#### [TASK REQUIREMENTS]
With the pictures excluded, reproduce all of the data exactly.

-- MATERIALS PROVIDED follows --

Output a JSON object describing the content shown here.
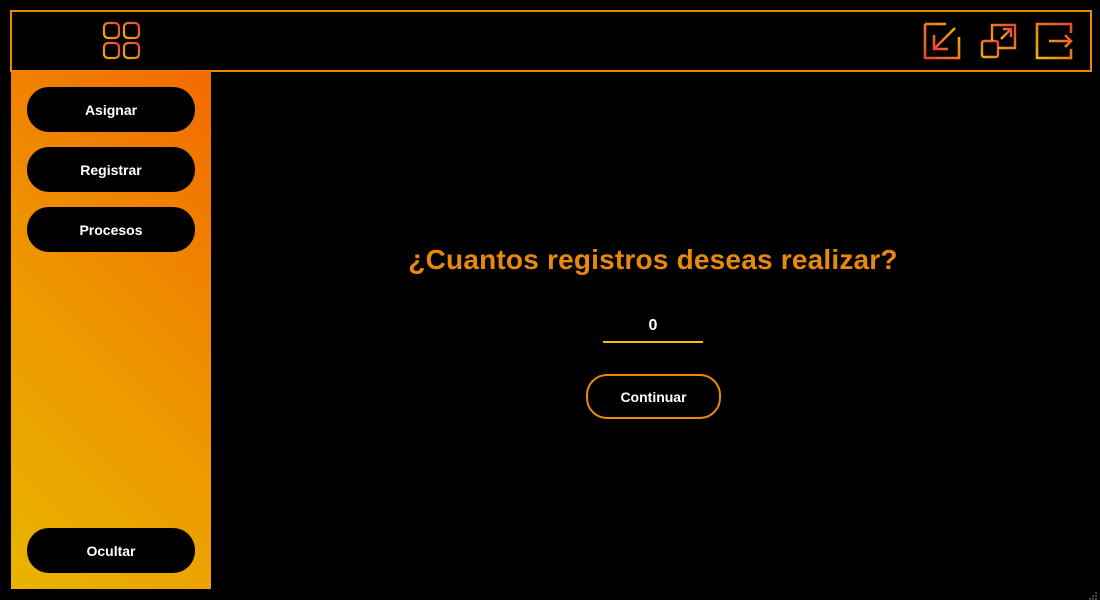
{
  "topbar": {
    "icons": [
      "apps-grid-icon",
      "minimize-icon",
      "restore-window-icon",
      "logout-icon"
    ]
  },
  "sidebar": {
    "items": [
      {
        "label": "Asignar"
      },
      {
        "label": "Registrar"
      },
      {
        "label": "Procesos"
      }
    ],
    "hide_label": "Ocultar"
  },
  "main": {
    "question": "¿Cuantos registros deseas realizar?",
    "count_value": "0",
    "continue_label": "Continuar"
  },
  "colors": {
    "background": "#000000",
    "accent_orange": "#e8890c",
    "gradient_yellow": "#e8b400",
    "gradient_orange": "#f26a00",
    "icon_red": "#e8453c",
    "input_underline": "#f2c200",
    "text_white": "#ffffff"
  }
}
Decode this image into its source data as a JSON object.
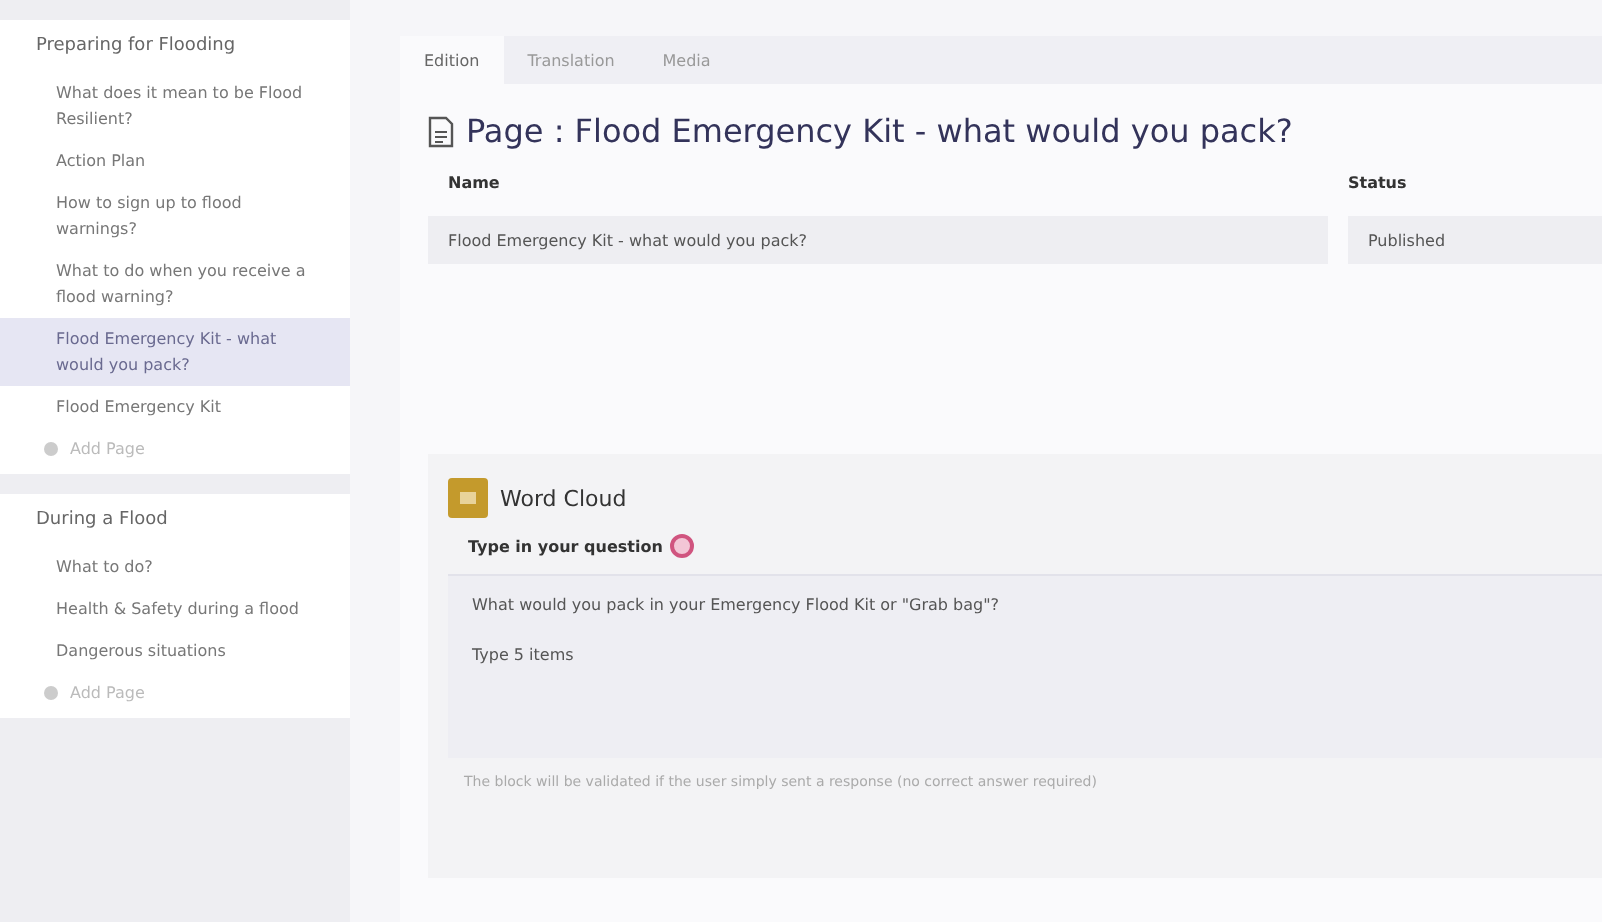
{
  "sidebar": {
    "sections": [
      {
        "title": "Preparing for Flooding",
        "items": [
          {
            "label": "What does it mean to be Flood Resilient?",
            "selected": false
          },
          {
            "label": "Action Plan",
            "selected": false
          },
          {
            "label": "How to sign up to flood warnings?",
            "selected": false
          },
          {
            "label": "What to do when you receive a flood warning?",
            "selected": false
          },
          {
            "label": "Flood Emergency Kit - what would you pack?",
            "selected": true
          },
          {
            "label": "Flood Emergency Kit",
            "selected": false
          }
        ],
        "add_label": "Add Page"
      },
      {
        "title": "During a Flood",
        "items": [
          {
            "label": "What to do?",
            "selected": false
          },
          {
            "label": "Health & Safety during a flood",
            "selected": false
          },
          {
            "label": "Dangerous situations",
            "selected": false
          }
        ],
        "add_label": "Add Page"
      }
    ]
  },
  "tabs": [
    {
      "label": "Edition",
      "selected": true
    },
    {
      "label": "Translation",
      "selected": false
    },
    {
      "label": "Media",
      "selected": false
    }
  ],
  "page_title": "Page : Flood Emergency Kit - what would you pack?",
  "table": {
    "columns": [
      "Name",
      "Status"
    ],
    "rows": [
      [
        "Flood Emergency Kit - what would you pack?",
        "Published"
      ]
    ]
  },
  "block": {
    "title": "Word Cloud",
    "question_label": "Type in your question",
    "question_lines": [
      "What would you pack in your Emergency Flood Kit or \"Grab bag\"?",
      "Type 5 items"
    ],
    "note": "The block will be validated if the user simply sent a response (no correct answer required)"
  }
}
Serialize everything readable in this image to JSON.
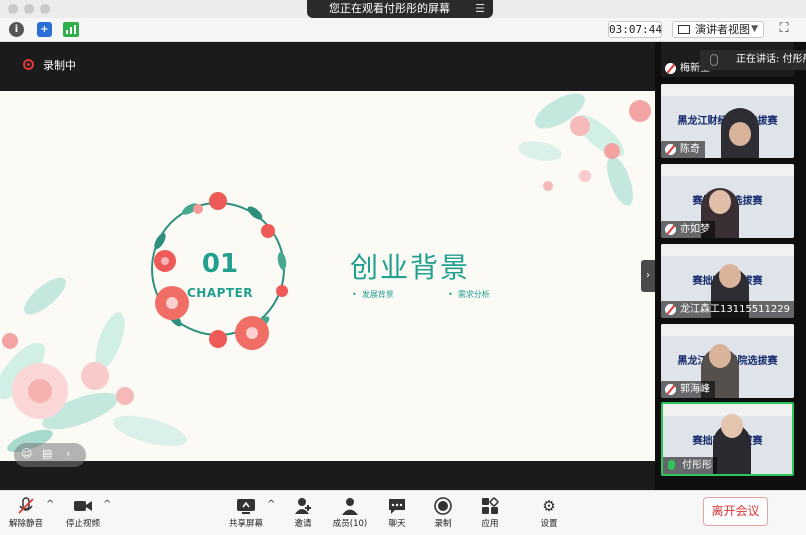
{
  "share_banner": {
    "text": "您正在观看付彤彤的屏幕",
    "menu_icon": "menu-lines-icon"
  },
  "toolbar": {
    "timer": "03:07:44",
    "view_label": "演讲者视图",
    "info_icon": "info-icon",
    "security_icon": "shield-icon",
    "signal_icon": "signal-bars-icon",
    "fullscreen_icon": "fullscreen-icon"
  },
  "recording": {
    "label": "录制中",
    "color": "#e03a3a"
  },
  "slide": {
    "number": "01",
    "chapter": "CHAPTER",
    "title": "创业背景",
    "bullets": [
      "发展背景",
      "需求分析"
    ],
    "accent": "#21a090"
  },
  "speaking": {
    "label": "正在讲话: 付彤彤"
  },
  "participants": [
    {
      "name": "梅新星",
      "banner": "",
      "muted": true
    },
    {
      "name": "陈奇",
      "banner": "黑龙江财经学院选拔赛",
      "muted": true
    },
    {
      "name": "亦如梦",
      "banner": "赛拙赛区选拔赛",
      "muted": true
    },
    {
      "name": "龙江森工13115511229",
      "banner": "赛拙赛区选拔赛",
      "muted": true
    },
    {
      "name": "郭海峰",
      "banner": "黑龙江财经学院选拔赛",
      "muted": true
    },
    {
      "name": "付彤彤",
      "banner": "赛拙赛区选拔赛",
      "muted": false
    }
  ],
  "bottombar": {
    "items": [
      {
        "label": "解除静音",
        "icon": "mic-off-icon"
      },
      {
        "label": "停止视频",
        "icon": "video-icon"
      },
      {
        "label": "共享屏幕",
        "icon": "share-screen-icon"
      },
      {
        "label": "邀请",
        "icon": "invite-icon"
      },
      {
        "label": "成员(10)",
        "icon": "members-icon"
      },
      {
        "label": "聊天",
        "icon": "chat-icon"
      },
      {
        "label": "录制",
        "icon": "record-icon"
      },
      {
        "label": "应用",
        "icon": "apps-icon"
      },
      {
        "label": "设置",
        "icon": "gear-icon"
      }
    ],
    "leave_label": "离开会议"
  }
}
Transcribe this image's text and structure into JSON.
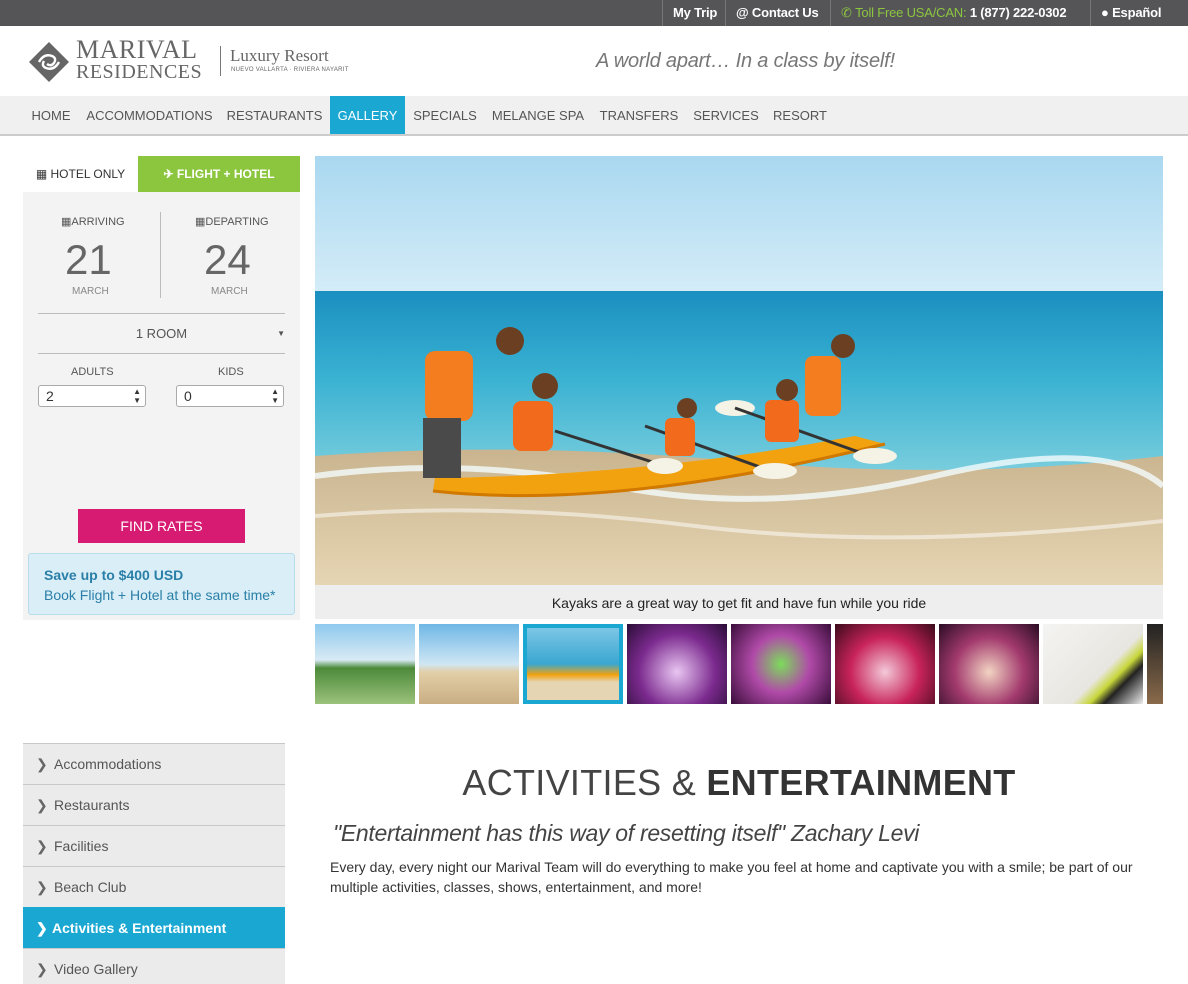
{
  "topbar": {
    "my_trip": "My Trip",
    "contact": "Contact Us",
    "toll_free_label": "Toll Free USA/CAN:",
    "toll_free_number": "1 (877) 222-0302",
    "language": "Español"
  },
  "header": {
    "brand_line1": "MARIVAL",
    "brand_line2": "RESIDENCES",
    "brand_luxury": "Luxury Resort",
    "brand_location": "NUEVO VALLARTA · RIVIERA NAYARIT",
    "tagline": "A world apart… In a class by itself!"
  },
  "nav": {
    "items": [
      "HOME",
      "ACCOMMODATIONS",
      "RESTAURANTS",
      "GALLERY",
      "SPECIALS",
      "MELANGE SPA",
      "TRANSFERS",
      "SERVICES",
      "RESORT"
    ],
    "active": "GALLERY"
  },
  "booking": {
    "tab_hotel": "HOTEL ONLY",
    "tab_flight": "FLIGHT + HOTEL",
    "arriving_label": "ARRIVING",
    "arriving_day": "21",
    "arriving_month": "MARCH",
    "departing_label": "DEPARTING",
    "departing_day": "24",
    "departing_month": "MARCH",
    "rooms": "1 ROOM",
    "adults_label": "ADULTS",
    "adults_value": "2",
    "kids_label": "KIDS",
    "kids_value": "0",
    "find_rates": "FIND RATES",
    "promo_line1": "Save up to $400 USD",
    "promo_line2": "Book Flight + Hotel at the same time*"
  },
  "gallery": {
    "caption": "Kayaks are a great way to get fit and have fun while you ride",
    "active_thumb": 3
  },
  "side_menu": {
    "items": [
      "Accommodations",
      "Restaurants",
      "Facilities",
      "Beach Club",
      "Activities & Entertainment",
      "Video Gallery"
    ],
    "active": "Activities & Entertainment"
  },
  "content": {
    "title_light": "ACTIVITIES &",
    "title_bold": "ENTERTAINMENT",
    "quote": "\"Entertainment has this way of resetting itself\" Zachary Levi",
    "body": "Every day, every night our Marival Team will do everything to make you feel at home and captivate you with a smile; be part of our multiple activities, classes, shows, entertainment, and more!"
  },
  "colors": {
    "accent_blue": "#1aa8d3",
    "flight_green": "#8cc63f",
    "button_pink": "#d81b72",
    "topbar": "#555558"
  }
}
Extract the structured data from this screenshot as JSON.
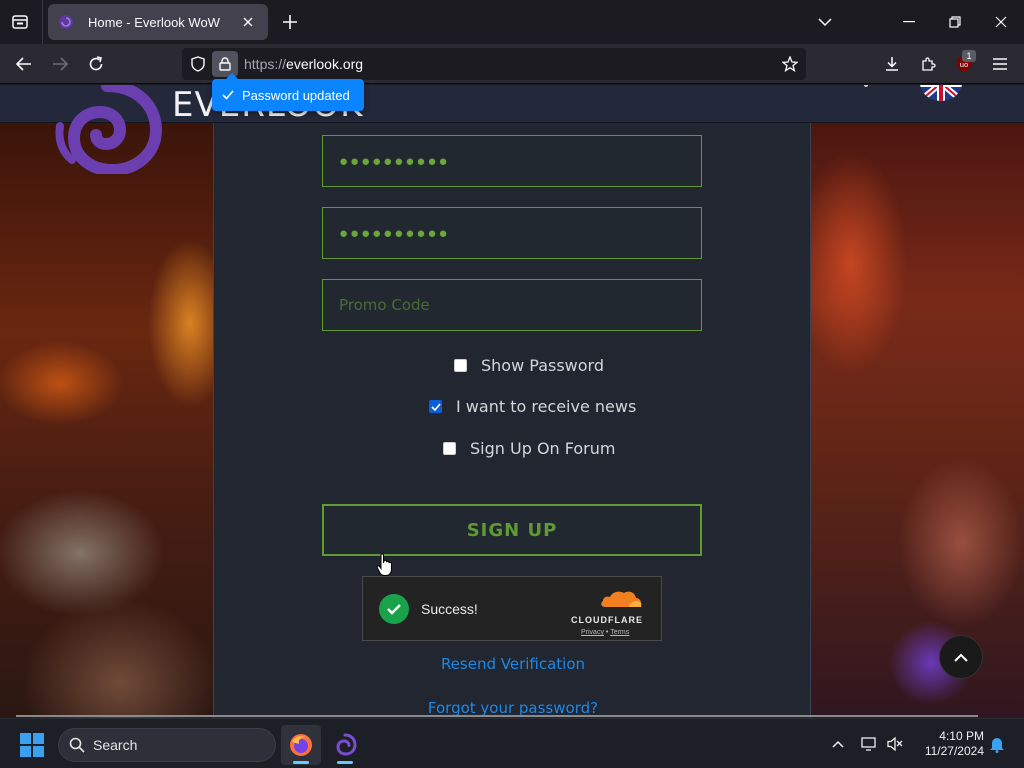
{
  "browser": {
    "tab": {
      "title": "Home - Everlook WoW"
    },
    "url": {
      "scheme": "https://",
      "host": "everlook.org"
    },
    "extension_badge": "1",
    "password_toast": "Password updated"
  },
  "site": {
    "logo_text": "EVERLOOK"
  },
  "form": {
    "password_mask": "●●●●●●●●●●",
    "confirm_mask": "●●●●●●●●●●",
    "promo_placeholder": "Promo Code",
    "show_password_label": "Show Password",
    "show_password_checked": false,
    "news_label": "I want to receive news",
    "news_checked": true,
    "forum_label": "Sign Up On Forum",
    "forum_checked": false,
    "signup_label": "SIGN UP",
    "captcha": {
      "status": "Success!",
      "brand": "CLOUDFLARE",
      "privacy": "Privacy",
      "separator": "•",
      "terms": "Terms"
    },
    "resend_link": "Resend Verification",
    "forgot_link": "Forgot your password?"
  },
  "taskbar": {
    "search_label": "Search",
    "time": "4:10 PM",
    "date": "11/27/2024"
  },
  "colors": {
    "accent_green": "#5f9a35",
    "link_blue": "#1e88e5",
    "toast_blue": "#0a84ff"
  }
}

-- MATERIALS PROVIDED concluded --

#### [RESPONSE AREA]
Output a JSON object describing the content shown here.
{
  "topbar": {
    "icons": [
      "apps-grid-icon",
      "minimize-icon",
      "restore-window-icon",
      "logout-icon"
    ]
  },
  "sidebar": {
    "items": [
      {
        "label": "Asignar"
      },
      {
        "label": "Registrar"
      },
      {
        "label": "Procesos"
      }
    ],
    "hide_label": "Ocultar"
  },
  "main": {
    "question": "¿Cuantos registros deseas realizar?",
    "count_value": "0",
    "continue_label": "Continuar"
  },
  "colors": {
    "background": "#000000",
    "accent_orange": "#e8890c",
    "gradient_yellow": "#e8b400",
    "gradient_orange": "#f26a00",
    "icon_red": "#e8453c",
    "input_underline": "#f2c200",
    "text_white": "#ffffff"
  }
}
Decode this image into its source data as a JSON object.
{
  "sidebar": {
    "sections": [
      {
        "title": "Preparing for Flooding",
        "items": [
          {
            "label": "What does it mean to be Flood Resilient?",
            "selected": false
          },
          {
            "label": "Action Plan",
            "selected": false
          },
          {
            "label": "How to sign up to flood warnings?",
            "selected": false
          },
          {
            "label": "What to do when you receive a flood warning?",
            "selected": false
          },
          {
            "label": "Flood Emergency Kit - what would you pack?",
            "selected": true
          },
          {
            "label": "Flood Emergency Kit",
            "selected": false
          }
        ],
        "add_label": "Add Page"
      },
      {
        "title": "During a Flood",
        "items": [
          {
            "label": "What to do?",
            "selected": false
          },
          {
            "label": "Health & Safety during a flood",
            "selected": false
          },
          {
            "label": "Dangerous situations",
            "selected": false
          }
        ],
        "add_label": "Add Page"
      }
    ]
  },
  "tabs": [
    {
      "label": "Edition",
      "selected": true
    },
    {
      "label": "Translation",
      "selected": false
    },
    {
      "label": "Media",
      "selected": false
    }
  ],
  "page_title": "Page : Flood Emergency Kit - what would you pack?",
  "table": {
    "columns": [
      "Name",
      "Status"
    ],
    "rows": [
      [
        "Flood Emergency Kit - what would you pack?",
        "Published"
      ]
    ]
  },
  "block": {
    "title": "Word Cloud",
    "question_label": "Type in your question",
    "question_lines": [
      "What would you pack in your Emergency Flood Kit or \"Grab bag\"?",
      "Type 5 items"
    ],
    "note": "The block will be validated if the user simply sent a response (no correct answer required)"
  }
}
Serialize everything readable in this image to JSON.
{
  "share_banner": {
    "text": "您正在观看付彤彤的屏幕",
    "menu_icon": "menu-lines-icon"
  },
  "toolbar": {
    "timer": "03:07:44",
    "view_label": "演讲者视图",
    "info_icon": "info-icon",
    "security_icon": "shield-icon",
    "signal_icon": "signal-bars-icon",
    "fullscreen_icon": "fullscreen-icon"
  },
  "recording": {
    "label": "录制中",
    "color": "#e03a3a"
  },
  "slide": {
    "number": "01",
    "chapter": "CHAPTER",
    "title": "创业背景",
    "bullets": [
      "发展背景",
      "需求分析"
    ],
    "accent": "#21a090"
  },
  "speaking": {
    "label": "正在讲话: 付彤彤"
  },
  "participants": [
    {
      "name": "梅新星",
      "banner": "",
      "muted": true
    },
    {
      "name": "陈奇",
      "banner": "黑龙江财经学院选拔赛",
      "muted": true
    },
    {
      "name": "亦如梦",
      "banner": "赛拙赛区选拔赛",
      "muted": true
    },
    {
      "name": "龙江森工13115511229",
      "banner": "赛拙赛区选拔赛",
      "muted": true
    },
    {
      "name": "郭海峰",
      "banner": "黑龙江财经学院选拔赛",
      "muted": true
    },
    {
      "name": "付彤彤",
      "banner": "赛拙赛区选拔赛",
      "muted": false
    }
  ],
  "bottombar": {
    "items": [
      {
        "label": "解除静音",
        "icon": "mic-off-icon"
      },
      {
        "label": "停止视频",
        "icon": "video-icon"
      },
      {
        "label": "共享屏幕",
        "icon": "share-screen-icon"
      },
      {
        "label": "邀请",
        "icon": "invite-icon"
      },
      {
        "label": "成员(10)",
        "icon": "members-icon"
      },
      {
        "label": "聊天",
        "icon": "chat-icon"
      },
      {
        "label": "录制",
        "icon": "record-icon"
      },
      {
        "label": "应用",
        "icon": "apps-icon"
      },
      {
        "label": "设置",
        "icon": "gear-icon"
      }
    ],
    "leave_label": "离开会议"
  }
}
Transcribe this image's text and structure into JSON.
{
  "topbar": {
    "my_trip": "My Trip",
    "contact": "Contact Us",
    "toll_free_label": "Toll Free USA/CAN:",
    "toll_free_number": "1 (877) 222-0302",
    "language": "Español"
  },
  "header": {
    "brand_line1": "MARIVAL",
    "brand_line2": "RESIDENCES",
    "brand_luxury": "Luxury Resort",
    "brand_location": "NUEVO VALLARTA · RIVIERA NAYARIT",
    "tagline": "A world apart… In a class by itself!"
  },
  "nav": {
    "items": [
      "HOME",
      "ACCOMMODATIONS",
      "RESTAURANTS",
      "GALLERY",
      "SPECIALS",
      "MELANGE SPA",
      "TRANSFERS",
      "SERVICES",
      "RESORT"
    ],
    "active": "GALLERY"
  },
  "booking": {
    "tab_hotel": "HOTEL ONLY",
    "tab_flight": "FLIGHT + HOTEL",
    "arriving_label": "ARRIVING",
    "arriving_day": "21",
    "arriving_month": "MARCH",
    "departing_label": "DEPARTING",
    "departing_day": "24",
    "departing_month": "MARCH",
    "rooms": "1 ROOM",
    "adults_label": "ADULTS",
    "adults_value": "2",
    "kids_label": "KIDS",
    "kids_value": "0",
    "find_rates": "FIND RATES",
    "promo_line1": "Save up to $400 USD",
    "promo_line2": "Book Flight + Hotel at the same time*"
  },
  "gallery": {
    "caption": "Kayaks are a great way to get fit and have fun while you ride",
    "active_thumb": 3
  },
  "side_menu": {
    "items": [
      "Accommodations",
      "Restaurants",
      "Facilities",
      "Beach Club",
      "Activities & Entertainment",
      "Video Gallery"
    ],
    "active": "Activities & Entertainment"
  },
  "content": {
    "title_light": "ACTIVITIES &",
    "title_bold": "ENTERTAINMENT",
    "quote": "\"Entertainment has this way of resetting itself\" Zachary Levi",
    "body": "Every day, every night our Marival Team will do everything to make you feel at home and captivate you with a smile; be part of our multiple activities, classes, shows, entertainment, and more!"
  },
  "colors": {
    "accent_blue": "#1aa8d3",
    "flight_green": "#8cc63f",
    "button_pink": "#d81b72",
    "topbar": "#555558"
  }
}
Extract the structured data from this screenshot as JSON.
{
  "browser": {
    "tab": {
      "title": "Home - Everlook WoW"
    },
    "url": {
      "scheme": "https://",
      "host": "everlook.org"
    },
    "extension_badge": "1",
    "password_toast": "Password updated"
  },
  "site": {
    "logo_text": "EVERLOOK"
  },
  "form": {
    "password_mask": "●●●●●●●●●●",
    "confirm_mask": "●●●●●●●●●●",
    "promo_placeholder": "Promo Code",
    "show_password_label": "Show Password",
    "show_password_checked": false,
    "news_label": "I want to receive news",
    "news_checked": true,
    "forum_label": "Sign Up On Forum",
    "forum_checked": false,
    "signup_label": "SIGN UP",
    "captcha": {
      "status": "Success!",
      "brand": "CLOUDFLARE",
      "privacy": "Privacy",
      "separator": "•",
      "terms": "Terms"
    },
    "resend_link": "Resend Verification",
    "forgot_link": "Forgot your password?"
  },
  "taskbar": {
    "search_label": "Search",
    "time": "4:10 PM",
    "date": "11/27/2024"
  },
  "colors": {
    "accent_green": "#5f9a35",
    "link_blue": "#1e88e5",
    "toast_blue": "#0a84ff"
  }
}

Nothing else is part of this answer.